Given the thrashing Corvus just took despite a lot of justifiable upward momentum, a rebound seems likely. Sure enough, shares are trading up 5% this morning (April 10, 2017) at $10.02.
And NewLink Genetics Corp. (Nasdaq: NLNK) skidded $7.91, or 33%, to $16.19 after the biopharmaceutical company released interim results from its Phase 2 study of experimental melanoma treatment indoximod. NewLink said that objective response rates came in between 50% and 60% in the study of 60 patients, with disease control rates of 70% to 80%.
Yet although Chief Medical Officer Nicholas Vehanian said that the data “further underscore the potential for indoximod in combination with other agents,” characterizing the rates as “highly encouraging,” investors seemed unimpressed and concerned that failing to produce even stronger performance might leave Ames, IA-based NewLink vulnerable to competition.
(Inhibitors of idoleamine 2,3-dioxygenase (IDO) in combination with checkpoint inhibitors show promise in the treatment of patients with advanced or metastatic melanoma. MedPage Today)
Once again, welcome to biopharma. Investors got a closer look at interim data from a Phase 2 trial evaluating NewLink’s IDO-inhibitor indoximod, and despite arguably competitive response rates, investors were disappointed.
In its trial, indoximod was used alongside Merck & Co. checkpoint inhibitor Keytruda in 60 patients diagnosed with advanced melanoma.

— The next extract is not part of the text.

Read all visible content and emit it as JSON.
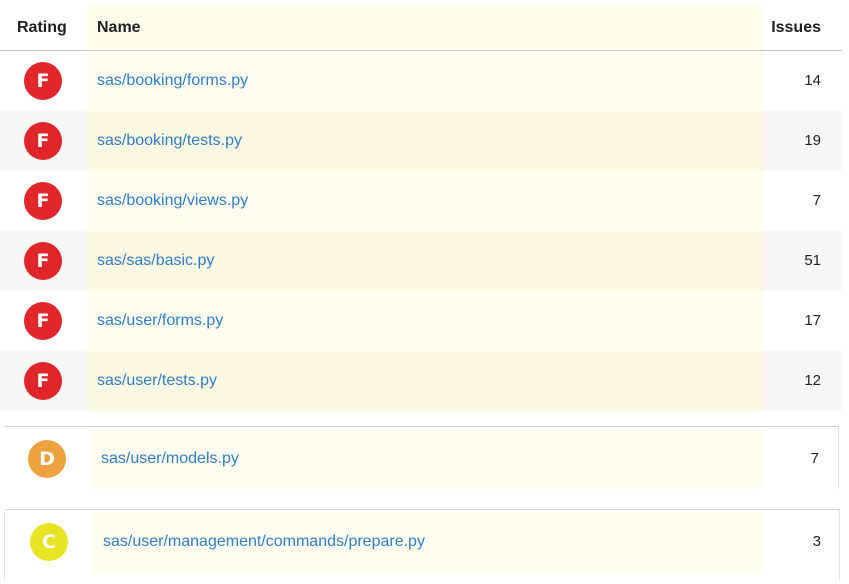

The objective response rate to the combination was 52%, and the disease control rate was 73%. For reference, the disease control rate includes patients determined to have a complete response, a partial response, or stable disease.

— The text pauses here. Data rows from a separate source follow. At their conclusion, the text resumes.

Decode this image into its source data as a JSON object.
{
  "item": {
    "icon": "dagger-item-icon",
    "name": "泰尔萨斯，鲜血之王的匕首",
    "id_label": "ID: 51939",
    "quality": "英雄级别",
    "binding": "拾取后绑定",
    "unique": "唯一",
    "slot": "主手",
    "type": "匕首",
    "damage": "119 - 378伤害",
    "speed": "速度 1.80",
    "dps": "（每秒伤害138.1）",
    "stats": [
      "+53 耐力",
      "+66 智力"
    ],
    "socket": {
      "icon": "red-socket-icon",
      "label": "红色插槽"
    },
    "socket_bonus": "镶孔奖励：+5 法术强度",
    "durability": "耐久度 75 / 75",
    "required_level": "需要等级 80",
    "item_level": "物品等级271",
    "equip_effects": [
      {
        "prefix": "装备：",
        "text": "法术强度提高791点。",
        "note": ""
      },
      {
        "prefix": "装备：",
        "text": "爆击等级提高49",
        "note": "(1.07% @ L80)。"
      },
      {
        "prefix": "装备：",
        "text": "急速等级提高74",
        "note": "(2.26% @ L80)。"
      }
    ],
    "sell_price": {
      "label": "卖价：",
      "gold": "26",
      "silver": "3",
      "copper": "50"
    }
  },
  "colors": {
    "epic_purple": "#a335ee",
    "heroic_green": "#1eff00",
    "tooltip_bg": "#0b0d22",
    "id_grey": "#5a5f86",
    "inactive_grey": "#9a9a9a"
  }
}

These were solid rates, says Motley Fool, but investors appear worried that they might not match up as competitively to Incyte’s competing IDO-inhibitor, epacadostat. In smaller Phase 1 trials involving 19 patients, the ORR for epacadostat plus Keytruda was 58%. Indoximod development is continuing as planned, and earlier this year, management reported that its spending on indoximod’s R&D will increase substantially as trials expand to include more patients and cancer indications.
Investors should also see initial results for another IDO-inhibitor later this year. The company’s GDC-0919 attempts to inhibit IDO in a way that’s more similar to Incyte’s drug than indoximod, and collaboration partner Roche Holding is expected to report some Phase 1b data in the second half of 2017.
Overall, there’s a lot going on at this company, and while the data might not have been as robust as hoped to justify the uptick in development expenses, I agree with the Fool the spanking was more “sell the news” than anything representing a concrete, substantive misstep. And shares are up 5% this morning (April 10, 2017) at $17.01.